(Component data from apps and pages)

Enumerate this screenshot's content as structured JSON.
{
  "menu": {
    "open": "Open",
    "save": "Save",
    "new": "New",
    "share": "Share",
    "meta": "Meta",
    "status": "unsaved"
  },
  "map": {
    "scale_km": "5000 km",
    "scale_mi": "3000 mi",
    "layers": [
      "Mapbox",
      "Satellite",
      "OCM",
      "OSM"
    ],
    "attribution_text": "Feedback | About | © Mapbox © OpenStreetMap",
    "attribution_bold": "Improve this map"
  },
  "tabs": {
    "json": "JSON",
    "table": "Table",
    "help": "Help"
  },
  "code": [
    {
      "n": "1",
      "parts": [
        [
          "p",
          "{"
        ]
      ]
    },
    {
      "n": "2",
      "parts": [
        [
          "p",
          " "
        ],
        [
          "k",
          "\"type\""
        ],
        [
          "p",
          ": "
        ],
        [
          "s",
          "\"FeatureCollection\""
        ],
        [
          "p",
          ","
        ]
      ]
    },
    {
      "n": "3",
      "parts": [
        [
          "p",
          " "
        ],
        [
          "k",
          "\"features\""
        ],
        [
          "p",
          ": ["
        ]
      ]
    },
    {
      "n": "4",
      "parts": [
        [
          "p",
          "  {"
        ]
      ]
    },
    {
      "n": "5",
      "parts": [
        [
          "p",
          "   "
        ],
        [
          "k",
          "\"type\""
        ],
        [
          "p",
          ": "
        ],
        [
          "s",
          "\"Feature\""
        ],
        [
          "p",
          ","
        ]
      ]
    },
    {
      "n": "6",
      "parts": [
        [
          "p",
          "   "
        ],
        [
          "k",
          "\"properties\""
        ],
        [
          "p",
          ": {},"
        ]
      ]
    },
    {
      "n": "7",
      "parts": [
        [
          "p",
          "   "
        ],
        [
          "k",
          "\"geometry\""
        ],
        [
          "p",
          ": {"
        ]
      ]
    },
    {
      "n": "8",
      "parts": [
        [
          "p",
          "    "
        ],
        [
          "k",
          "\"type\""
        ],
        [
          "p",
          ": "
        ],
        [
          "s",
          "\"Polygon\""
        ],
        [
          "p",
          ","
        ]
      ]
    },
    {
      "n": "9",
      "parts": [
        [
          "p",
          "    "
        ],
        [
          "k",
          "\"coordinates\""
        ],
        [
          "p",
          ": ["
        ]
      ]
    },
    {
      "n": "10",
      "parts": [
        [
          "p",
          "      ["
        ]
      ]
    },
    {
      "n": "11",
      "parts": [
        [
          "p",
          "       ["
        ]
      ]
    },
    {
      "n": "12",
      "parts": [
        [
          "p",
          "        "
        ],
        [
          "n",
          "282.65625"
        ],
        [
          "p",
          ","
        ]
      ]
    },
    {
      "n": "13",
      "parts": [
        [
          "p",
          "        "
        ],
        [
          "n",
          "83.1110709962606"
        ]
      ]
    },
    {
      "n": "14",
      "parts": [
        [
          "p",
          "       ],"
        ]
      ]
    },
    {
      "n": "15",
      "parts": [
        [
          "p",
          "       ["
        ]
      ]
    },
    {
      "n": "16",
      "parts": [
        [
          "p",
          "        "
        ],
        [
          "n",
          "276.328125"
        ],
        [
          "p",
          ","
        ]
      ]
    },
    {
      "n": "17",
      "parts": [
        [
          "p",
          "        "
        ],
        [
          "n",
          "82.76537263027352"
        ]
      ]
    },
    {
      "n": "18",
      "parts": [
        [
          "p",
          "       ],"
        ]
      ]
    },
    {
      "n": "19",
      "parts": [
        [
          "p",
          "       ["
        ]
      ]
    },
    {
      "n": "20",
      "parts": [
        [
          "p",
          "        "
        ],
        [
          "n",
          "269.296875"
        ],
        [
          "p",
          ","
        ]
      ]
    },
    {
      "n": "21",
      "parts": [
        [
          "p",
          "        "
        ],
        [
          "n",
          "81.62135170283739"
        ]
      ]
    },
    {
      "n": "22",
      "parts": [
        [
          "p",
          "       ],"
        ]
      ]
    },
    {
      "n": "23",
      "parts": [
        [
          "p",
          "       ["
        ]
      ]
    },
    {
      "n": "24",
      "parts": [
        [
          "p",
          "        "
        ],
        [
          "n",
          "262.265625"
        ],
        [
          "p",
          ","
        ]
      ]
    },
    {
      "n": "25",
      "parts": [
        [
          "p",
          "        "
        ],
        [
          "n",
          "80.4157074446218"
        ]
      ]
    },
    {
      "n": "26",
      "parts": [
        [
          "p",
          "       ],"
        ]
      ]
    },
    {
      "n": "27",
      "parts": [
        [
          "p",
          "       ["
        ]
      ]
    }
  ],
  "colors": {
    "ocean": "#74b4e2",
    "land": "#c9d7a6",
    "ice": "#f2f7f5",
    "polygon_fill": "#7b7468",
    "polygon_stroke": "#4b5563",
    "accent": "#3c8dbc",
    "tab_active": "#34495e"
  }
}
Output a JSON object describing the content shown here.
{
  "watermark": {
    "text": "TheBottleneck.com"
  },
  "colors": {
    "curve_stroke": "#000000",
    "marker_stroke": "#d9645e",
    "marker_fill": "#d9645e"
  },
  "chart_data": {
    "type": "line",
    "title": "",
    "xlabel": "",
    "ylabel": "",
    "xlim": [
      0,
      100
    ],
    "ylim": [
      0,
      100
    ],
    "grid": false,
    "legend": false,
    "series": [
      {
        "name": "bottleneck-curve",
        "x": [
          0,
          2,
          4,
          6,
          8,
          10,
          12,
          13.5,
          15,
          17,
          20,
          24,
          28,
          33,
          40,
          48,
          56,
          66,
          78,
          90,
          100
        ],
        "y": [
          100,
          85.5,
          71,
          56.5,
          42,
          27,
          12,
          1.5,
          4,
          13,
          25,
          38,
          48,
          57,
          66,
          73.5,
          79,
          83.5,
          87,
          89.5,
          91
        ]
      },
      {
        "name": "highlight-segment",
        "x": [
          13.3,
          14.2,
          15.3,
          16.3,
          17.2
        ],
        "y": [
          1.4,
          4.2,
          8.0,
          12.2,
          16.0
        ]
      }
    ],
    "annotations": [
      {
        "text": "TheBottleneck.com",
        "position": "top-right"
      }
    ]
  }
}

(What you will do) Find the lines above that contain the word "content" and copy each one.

(Response area)
Enumerate this screenshot's content as structured JSON.
Output a JSON object describing the content shown here.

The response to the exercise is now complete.